▸ **Assignment**: When the word "Hello" appears in a line of the data below, list that line.
Recorded information section start
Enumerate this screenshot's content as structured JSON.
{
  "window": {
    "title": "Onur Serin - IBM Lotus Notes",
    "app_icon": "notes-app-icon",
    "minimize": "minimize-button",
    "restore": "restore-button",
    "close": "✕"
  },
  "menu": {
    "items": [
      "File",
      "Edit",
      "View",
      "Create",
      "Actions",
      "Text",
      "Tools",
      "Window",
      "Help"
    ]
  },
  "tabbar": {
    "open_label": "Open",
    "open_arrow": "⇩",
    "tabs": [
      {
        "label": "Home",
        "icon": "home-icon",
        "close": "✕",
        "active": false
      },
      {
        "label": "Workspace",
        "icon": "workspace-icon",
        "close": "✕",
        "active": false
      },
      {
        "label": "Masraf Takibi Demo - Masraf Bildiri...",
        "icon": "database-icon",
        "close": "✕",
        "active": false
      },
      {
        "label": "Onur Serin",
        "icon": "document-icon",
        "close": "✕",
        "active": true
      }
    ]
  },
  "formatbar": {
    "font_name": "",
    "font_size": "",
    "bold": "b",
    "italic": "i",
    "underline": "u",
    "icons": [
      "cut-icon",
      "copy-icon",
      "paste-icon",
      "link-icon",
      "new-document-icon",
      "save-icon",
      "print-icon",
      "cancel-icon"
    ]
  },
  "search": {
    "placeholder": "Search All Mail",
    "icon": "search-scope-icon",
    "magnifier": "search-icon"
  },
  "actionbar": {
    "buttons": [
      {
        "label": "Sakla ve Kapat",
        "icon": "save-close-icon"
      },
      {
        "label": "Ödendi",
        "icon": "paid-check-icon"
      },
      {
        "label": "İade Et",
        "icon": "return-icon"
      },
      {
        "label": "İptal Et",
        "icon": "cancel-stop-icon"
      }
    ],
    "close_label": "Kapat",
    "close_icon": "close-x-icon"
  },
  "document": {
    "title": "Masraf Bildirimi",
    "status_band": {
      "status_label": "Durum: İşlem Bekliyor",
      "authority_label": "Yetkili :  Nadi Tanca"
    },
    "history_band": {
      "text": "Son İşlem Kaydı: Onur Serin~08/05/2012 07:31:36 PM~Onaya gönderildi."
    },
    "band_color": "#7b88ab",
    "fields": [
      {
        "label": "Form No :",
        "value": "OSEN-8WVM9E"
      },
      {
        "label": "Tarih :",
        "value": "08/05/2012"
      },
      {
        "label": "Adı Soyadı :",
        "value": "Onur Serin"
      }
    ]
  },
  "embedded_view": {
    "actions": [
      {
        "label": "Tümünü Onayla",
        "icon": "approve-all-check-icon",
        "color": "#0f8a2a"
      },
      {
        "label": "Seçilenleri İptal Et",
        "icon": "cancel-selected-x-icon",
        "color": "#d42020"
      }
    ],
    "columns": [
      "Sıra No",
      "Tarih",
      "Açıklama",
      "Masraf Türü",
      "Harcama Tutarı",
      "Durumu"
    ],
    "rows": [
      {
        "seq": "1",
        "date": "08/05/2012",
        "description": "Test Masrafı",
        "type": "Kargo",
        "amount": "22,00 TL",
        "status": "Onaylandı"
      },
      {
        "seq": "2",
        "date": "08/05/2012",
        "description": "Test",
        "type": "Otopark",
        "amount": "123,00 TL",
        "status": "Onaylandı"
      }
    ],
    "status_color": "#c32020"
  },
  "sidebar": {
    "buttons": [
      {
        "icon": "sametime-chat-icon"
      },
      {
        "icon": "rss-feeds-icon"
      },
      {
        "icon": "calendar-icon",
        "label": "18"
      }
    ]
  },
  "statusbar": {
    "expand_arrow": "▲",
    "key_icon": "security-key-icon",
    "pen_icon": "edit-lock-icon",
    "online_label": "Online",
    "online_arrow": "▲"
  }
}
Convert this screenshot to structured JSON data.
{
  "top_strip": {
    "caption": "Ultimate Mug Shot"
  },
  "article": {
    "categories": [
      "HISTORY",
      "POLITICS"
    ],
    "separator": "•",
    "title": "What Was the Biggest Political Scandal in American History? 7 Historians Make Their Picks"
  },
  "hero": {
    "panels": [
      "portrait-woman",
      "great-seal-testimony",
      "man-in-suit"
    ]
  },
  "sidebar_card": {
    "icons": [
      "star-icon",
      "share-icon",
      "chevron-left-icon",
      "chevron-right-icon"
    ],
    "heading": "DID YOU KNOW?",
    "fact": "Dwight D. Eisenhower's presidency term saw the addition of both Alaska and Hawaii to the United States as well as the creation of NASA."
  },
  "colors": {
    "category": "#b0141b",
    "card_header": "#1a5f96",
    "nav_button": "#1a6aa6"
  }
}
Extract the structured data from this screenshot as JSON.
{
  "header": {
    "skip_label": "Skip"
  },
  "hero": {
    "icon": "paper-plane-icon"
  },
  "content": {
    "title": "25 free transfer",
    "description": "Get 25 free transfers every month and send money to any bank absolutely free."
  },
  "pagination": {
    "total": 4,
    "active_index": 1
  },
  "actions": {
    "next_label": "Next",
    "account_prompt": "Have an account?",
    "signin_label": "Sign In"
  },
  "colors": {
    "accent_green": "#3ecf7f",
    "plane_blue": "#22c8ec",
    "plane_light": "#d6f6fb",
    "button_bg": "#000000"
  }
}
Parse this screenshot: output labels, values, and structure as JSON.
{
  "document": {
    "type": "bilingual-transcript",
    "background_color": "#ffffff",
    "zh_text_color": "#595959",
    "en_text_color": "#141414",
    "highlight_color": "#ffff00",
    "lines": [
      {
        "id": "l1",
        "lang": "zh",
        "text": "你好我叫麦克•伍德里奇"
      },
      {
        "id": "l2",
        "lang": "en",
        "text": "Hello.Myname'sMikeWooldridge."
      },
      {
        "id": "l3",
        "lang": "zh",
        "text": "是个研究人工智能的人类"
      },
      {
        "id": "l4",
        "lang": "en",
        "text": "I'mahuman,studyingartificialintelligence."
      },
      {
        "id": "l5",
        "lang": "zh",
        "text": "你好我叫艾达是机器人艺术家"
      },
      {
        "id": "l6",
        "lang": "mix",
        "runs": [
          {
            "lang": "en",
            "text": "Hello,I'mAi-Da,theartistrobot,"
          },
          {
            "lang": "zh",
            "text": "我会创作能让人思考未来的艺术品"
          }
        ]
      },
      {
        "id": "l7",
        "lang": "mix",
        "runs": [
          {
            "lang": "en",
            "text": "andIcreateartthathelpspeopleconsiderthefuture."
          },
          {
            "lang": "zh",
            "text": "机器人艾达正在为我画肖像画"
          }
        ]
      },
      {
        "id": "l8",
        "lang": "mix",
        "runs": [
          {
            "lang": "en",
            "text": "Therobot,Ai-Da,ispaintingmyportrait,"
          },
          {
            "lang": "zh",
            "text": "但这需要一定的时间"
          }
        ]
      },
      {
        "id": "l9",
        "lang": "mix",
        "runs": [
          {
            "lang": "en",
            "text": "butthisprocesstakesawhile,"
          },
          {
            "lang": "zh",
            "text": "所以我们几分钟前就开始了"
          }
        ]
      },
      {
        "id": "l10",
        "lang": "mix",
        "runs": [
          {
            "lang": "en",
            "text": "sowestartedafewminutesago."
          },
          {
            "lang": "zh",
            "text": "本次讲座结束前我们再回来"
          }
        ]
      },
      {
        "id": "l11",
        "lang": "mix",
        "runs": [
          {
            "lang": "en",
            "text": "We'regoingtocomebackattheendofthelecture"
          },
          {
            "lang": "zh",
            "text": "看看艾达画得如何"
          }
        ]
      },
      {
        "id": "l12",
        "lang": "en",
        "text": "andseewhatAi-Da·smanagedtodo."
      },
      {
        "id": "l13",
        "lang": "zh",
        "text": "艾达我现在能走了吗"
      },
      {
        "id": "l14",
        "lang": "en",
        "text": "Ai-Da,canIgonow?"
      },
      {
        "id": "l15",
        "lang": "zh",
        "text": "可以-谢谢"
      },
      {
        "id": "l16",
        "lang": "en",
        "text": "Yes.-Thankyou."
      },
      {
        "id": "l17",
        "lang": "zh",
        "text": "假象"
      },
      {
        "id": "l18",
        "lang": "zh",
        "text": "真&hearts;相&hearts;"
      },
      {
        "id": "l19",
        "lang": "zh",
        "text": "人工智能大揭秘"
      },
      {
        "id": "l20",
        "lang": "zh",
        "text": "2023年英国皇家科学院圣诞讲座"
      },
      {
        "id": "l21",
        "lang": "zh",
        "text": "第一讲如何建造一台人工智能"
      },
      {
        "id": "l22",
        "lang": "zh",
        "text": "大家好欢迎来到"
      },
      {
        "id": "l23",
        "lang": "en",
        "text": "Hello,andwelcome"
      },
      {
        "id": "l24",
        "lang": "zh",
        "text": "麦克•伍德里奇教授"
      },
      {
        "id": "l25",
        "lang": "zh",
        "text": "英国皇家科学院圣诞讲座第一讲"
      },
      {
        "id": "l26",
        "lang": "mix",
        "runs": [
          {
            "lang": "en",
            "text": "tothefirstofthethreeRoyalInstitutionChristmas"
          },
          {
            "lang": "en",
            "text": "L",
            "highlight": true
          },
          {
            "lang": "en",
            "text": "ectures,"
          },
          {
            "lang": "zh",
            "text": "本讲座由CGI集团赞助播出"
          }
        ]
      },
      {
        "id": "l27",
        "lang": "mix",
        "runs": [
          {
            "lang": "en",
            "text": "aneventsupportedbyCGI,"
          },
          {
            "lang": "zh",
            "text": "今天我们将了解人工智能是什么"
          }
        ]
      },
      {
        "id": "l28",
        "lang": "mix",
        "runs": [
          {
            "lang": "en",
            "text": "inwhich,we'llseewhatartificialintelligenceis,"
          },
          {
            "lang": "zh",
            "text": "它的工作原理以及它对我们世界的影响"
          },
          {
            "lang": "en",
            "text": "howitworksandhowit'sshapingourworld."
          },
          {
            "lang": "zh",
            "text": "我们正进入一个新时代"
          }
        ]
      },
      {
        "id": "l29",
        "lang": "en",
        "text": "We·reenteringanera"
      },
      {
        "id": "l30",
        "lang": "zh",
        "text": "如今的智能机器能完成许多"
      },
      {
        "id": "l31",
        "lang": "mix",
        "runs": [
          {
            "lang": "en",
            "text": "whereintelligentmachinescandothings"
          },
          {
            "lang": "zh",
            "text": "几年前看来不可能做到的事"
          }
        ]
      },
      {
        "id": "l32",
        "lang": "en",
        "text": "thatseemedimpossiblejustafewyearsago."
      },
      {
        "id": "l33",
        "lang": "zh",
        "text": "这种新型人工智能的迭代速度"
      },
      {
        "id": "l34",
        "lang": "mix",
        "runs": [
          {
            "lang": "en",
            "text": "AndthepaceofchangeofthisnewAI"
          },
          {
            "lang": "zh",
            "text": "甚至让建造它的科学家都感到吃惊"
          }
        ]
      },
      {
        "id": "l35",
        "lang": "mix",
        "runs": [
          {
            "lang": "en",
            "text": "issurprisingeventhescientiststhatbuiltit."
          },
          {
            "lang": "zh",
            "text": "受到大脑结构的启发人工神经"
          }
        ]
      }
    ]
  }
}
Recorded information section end
▸ **Response to this task**:
        "text": "Hello.Myname'sMikeWooldridge."
            "text": "Hello,I'mAi-Da,theartistrobot,"
        "text": "Hello,andwelcome"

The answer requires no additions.